There is, perhaps, no better test of a bar's cocktail game than the traditional mint julep.
At Basalt, which opened its doors on Napa's burgeoning riverfront this past March, the classic cocktail comes out as it should, but rarely ever does—like an adult snow cone, piled high with finely crushed ice, a generous helping of mint, and a dusting of powdered sugar, made here with Napa's Amador wine-barrel-aged bourbon. It's an age-old way of doing things, but few bars these days have the equipment (or the inclination) to pull it off. Basalt's julep is one big bonnet away from Derby day.
Basalt's mint julepNick Vasilopoulos (Courtesy of Basalt)
So, it is little surprise that the long, well-stocked bar greets guests at Main Street's newest hot spot, where bar manager Jason LoGrasso, aka Buffalo, practices a true dedication to spirit-driven drinks. LoGrasso has honed his chops at some of San Francisco's most revered places of cocktail of worship—think Alembic, Rickhouse, Bourbon & Branch, and Quince—and he has a real gift for both elevating the classics and trademarking his own. To savor the full breadth of Buffalo's talents, we recommend taking a group and ordering the cocktail menu to share.
Mountain men will relish the pure maple flavor of candy cap mushroom sugar in LoGrasso's Foragers Old Fashioned, while salty types will like the black lava salt rim of the Tommy's Boy margarita. Sheer curiosity, meanwhile, led us to order the hot pink concoction a woman was sipping on the patio. While it may look like an overly sweet, hangover-inducing drink trend straight out of Sex in the City, the smoky mezcal highball with prickly pear soda is a one-two punch you'd never see coming.
From left: The Nitro Cold Brew Coffee cocktail and a mezcal highball with prickly pear soda.(Jess Lander)
Even dessert means drinks at Basalt: Adventurous types might want to give the Milk Punch a go—the classic New Orleans libation gets a spicy high-end twist here with Cognac, sweet cream, Creole bitters, and canela. For hipsters and coffee connoisseurs, the Nitro Cold Brew cocktail provides a winning jolt.
While Basalt could easily stand alone as a bar, it would be a shame to ignore the menu's real sustenance: Chef Esteban Escobar, formerly of SF's Town Hall, masters the season's best ingredients in Californian cuisine with Spanish and Mexican influences. Inventive combinations of fresh fruits and vegetables accompany each artfully plated dish, providing a vibrant contrast to the restaurant's modern, earth-toned interior.

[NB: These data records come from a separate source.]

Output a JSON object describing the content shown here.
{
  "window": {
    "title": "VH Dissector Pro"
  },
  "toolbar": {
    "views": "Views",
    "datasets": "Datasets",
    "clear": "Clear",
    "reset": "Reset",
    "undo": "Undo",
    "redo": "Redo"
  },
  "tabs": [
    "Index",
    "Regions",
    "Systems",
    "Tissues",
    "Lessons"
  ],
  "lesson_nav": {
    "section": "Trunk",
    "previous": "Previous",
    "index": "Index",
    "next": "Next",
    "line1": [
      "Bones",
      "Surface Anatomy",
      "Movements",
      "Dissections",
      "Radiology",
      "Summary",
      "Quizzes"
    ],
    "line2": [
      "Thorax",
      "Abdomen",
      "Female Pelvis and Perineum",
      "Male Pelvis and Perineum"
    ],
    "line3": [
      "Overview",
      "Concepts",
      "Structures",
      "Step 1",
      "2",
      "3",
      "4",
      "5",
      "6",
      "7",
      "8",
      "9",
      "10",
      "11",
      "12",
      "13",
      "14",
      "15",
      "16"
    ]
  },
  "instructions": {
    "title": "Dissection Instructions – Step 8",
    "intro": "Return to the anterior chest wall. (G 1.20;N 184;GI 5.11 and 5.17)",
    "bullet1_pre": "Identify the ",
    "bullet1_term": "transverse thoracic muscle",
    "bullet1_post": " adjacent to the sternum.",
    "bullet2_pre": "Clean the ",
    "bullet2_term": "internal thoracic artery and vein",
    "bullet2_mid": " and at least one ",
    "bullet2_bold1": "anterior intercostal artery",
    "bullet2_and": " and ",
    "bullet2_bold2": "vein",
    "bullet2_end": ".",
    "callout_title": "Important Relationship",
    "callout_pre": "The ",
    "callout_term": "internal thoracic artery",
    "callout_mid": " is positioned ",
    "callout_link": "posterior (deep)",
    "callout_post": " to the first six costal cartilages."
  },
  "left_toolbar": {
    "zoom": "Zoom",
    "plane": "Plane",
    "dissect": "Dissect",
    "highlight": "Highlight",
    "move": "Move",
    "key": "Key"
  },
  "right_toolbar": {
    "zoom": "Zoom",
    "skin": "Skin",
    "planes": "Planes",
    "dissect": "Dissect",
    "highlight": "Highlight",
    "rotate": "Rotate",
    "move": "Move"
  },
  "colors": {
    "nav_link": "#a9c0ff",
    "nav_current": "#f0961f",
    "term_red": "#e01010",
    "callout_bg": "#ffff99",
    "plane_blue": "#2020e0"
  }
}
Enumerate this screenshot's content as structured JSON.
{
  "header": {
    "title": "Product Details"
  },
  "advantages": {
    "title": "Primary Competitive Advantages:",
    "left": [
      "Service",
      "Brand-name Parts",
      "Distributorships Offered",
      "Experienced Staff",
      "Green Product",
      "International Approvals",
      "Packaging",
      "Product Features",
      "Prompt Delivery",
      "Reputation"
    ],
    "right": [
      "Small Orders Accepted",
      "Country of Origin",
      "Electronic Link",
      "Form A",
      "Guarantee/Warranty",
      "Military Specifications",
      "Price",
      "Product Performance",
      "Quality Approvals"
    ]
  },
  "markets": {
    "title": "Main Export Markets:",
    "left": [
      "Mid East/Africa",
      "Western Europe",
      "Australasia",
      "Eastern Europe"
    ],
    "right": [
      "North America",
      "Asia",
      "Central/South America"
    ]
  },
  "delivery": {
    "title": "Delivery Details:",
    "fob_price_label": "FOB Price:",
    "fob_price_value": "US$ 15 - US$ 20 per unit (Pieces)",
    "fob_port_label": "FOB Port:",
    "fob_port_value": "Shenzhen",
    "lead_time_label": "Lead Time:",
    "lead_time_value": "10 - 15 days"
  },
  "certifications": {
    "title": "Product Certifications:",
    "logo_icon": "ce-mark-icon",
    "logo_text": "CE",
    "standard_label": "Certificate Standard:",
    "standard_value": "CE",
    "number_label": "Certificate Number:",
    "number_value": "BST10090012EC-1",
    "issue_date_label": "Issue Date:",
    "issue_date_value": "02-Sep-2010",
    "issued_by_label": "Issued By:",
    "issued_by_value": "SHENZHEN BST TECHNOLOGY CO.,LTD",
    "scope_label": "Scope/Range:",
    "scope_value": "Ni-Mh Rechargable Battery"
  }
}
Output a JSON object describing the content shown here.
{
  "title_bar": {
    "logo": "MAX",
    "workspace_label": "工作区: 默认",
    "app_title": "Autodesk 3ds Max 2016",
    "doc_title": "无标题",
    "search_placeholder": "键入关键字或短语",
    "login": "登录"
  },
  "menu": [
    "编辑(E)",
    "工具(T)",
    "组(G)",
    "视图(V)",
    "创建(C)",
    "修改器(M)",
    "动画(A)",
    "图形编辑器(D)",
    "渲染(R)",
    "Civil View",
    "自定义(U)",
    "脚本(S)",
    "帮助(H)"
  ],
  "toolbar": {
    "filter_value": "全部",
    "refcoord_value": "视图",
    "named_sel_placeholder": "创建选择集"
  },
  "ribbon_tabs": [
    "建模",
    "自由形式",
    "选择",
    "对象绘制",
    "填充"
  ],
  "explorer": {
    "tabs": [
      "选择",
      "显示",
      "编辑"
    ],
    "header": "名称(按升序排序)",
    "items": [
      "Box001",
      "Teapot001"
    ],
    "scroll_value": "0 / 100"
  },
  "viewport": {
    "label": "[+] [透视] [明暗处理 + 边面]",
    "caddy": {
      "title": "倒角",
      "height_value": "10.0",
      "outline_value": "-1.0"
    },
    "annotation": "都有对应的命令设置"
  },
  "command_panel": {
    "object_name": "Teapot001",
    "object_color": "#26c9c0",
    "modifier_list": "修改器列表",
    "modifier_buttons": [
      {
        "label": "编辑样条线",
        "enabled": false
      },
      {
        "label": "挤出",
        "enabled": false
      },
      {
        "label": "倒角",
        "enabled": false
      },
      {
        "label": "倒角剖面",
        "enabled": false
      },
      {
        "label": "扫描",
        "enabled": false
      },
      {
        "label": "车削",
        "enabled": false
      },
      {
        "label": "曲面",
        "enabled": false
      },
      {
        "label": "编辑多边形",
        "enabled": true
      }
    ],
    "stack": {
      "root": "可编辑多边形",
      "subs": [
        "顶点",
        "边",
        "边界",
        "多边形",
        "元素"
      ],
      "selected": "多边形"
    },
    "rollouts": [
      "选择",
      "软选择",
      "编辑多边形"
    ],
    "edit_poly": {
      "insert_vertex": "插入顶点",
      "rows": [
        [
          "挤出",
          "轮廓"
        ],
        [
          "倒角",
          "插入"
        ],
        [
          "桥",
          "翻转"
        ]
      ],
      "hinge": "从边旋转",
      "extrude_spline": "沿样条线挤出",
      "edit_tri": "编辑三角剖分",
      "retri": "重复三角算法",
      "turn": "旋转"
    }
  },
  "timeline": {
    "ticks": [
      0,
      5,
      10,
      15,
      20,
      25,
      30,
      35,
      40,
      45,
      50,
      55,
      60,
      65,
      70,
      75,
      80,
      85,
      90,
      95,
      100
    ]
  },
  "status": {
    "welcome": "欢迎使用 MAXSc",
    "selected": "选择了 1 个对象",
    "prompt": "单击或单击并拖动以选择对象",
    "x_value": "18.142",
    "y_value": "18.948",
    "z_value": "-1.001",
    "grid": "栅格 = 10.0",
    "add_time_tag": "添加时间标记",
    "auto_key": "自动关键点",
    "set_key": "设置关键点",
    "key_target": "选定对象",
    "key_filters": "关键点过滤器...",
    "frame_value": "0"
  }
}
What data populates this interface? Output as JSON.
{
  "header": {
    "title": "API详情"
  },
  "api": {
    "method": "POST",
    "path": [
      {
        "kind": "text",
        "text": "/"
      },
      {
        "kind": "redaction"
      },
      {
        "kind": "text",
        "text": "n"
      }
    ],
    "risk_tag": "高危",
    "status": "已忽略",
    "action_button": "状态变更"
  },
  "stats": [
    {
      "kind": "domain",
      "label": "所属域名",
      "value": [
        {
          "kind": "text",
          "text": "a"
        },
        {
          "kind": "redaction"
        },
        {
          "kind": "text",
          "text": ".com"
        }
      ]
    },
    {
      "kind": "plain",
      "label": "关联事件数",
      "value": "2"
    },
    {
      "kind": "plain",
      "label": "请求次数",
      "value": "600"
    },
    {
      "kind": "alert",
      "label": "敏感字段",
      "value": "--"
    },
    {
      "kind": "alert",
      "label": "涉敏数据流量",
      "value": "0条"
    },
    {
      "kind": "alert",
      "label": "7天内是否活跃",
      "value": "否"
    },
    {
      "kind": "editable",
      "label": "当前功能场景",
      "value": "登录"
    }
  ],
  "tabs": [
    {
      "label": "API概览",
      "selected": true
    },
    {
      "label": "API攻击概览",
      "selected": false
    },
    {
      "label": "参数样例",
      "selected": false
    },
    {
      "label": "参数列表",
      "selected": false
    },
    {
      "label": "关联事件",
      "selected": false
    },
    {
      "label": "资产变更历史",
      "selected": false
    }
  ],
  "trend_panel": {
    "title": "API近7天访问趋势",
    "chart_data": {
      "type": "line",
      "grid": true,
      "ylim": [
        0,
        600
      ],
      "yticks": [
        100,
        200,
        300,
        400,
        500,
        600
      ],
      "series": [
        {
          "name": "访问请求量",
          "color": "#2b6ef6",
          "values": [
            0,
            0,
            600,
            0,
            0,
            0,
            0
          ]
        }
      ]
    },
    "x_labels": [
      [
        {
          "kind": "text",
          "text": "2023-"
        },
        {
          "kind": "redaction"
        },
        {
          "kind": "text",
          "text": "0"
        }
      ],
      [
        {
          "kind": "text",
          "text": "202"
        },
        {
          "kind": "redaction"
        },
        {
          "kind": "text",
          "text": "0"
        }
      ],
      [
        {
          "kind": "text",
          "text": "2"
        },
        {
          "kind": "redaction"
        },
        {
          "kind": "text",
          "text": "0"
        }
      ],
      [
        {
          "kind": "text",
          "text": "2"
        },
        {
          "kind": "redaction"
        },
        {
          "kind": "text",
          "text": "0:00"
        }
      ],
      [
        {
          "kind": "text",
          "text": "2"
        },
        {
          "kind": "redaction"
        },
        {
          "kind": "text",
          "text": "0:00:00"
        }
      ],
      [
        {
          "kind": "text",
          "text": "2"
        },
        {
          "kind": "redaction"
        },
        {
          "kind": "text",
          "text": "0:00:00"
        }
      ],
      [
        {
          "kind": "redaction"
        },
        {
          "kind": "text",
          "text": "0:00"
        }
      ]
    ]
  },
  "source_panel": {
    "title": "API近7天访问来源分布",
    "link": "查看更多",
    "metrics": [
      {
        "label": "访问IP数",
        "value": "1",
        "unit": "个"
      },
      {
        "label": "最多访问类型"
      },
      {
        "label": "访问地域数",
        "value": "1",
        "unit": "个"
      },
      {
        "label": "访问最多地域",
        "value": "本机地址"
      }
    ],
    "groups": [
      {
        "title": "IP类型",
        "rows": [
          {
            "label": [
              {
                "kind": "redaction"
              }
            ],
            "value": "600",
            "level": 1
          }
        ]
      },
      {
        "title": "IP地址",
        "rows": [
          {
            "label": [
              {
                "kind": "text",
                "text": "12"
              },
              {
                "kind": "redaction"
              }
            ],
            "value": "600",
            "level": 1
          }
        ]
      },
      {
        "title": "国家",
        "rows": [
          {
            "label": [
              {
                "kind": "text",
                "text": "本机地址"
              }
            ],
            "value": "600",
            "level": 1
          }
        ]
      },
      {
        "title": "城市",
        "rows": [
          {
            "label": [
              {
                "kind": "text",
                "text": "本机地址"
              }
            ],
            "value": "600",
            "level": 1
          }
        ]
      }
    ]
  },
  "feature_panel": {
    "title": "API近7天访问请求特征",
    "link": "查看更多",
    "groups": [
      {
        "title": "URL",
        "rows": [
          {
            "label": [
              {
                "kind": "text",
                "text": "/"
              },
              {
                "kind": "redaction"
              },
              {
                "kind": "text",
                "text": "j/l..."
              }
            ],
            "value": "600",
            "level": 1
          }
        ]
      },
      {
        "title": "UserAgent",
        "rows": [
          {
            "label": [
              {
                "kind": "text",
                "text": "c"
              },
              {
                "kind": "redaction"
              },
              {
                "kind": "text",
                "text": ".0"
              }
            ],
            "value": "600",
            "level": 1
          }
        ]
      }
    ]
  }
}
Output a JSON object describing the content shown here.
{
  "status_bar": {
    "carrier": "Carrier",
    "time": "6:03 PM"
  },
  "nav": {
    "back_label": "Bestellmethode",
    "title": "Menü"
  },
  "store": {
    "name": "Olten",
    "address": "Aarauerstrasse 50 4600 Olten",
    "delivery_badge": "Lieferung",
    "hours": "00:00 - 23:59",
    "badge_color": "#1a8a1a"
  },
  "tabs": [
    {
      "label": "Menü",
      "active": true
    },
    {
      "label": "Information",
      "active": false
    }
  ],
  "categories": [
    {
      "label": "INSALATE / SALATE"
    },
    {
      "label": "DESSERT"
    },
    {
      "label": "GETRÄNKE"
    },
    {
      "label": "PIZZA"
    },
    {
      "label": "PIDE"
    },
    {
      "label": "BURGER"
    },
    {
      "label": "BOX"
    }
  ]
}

Starters ($11-16) include a dish of red and yellow heirloom tomatoes in peach vinaigrette served with fried squash blossoms and creamy burrata cheese; and ratatouille-stuffed Monterey squid in a pool of black molé. The current summer menu offers seven sophisticated entrees ($23-35), including a pork tenderloin smoked and charred to perfection, topped with sweet-and-spicy peach-tomatillo salsa. While perfectly lovely, you may want to trade your date for the remarkably flavorful quail, whose juices happily meld with a brilliant mix of mushrooms, pluot, green bean ragu, and chorizo. Luckily, entrees are meant to be shared, especially among friends at the long communal table in the center of the dining room.
Pork tenderloin with peach-tomatillo salsa at Basalt.(Jess Lander)
Reasonable portions promise just enough room for dessert: Don't miss the chocolaty XOCO profiteroles, served with a scoop of banana ice cream, a nostalgic sprinkling of caramelized Rice Krispies, and a gold-flecked goat's milk cajeta sauce for dipping. Hic! // Basalt, 790 Main St. (Napa), basaltnapa.com
XOCO Profiteroles.(Courtesy of Basalt)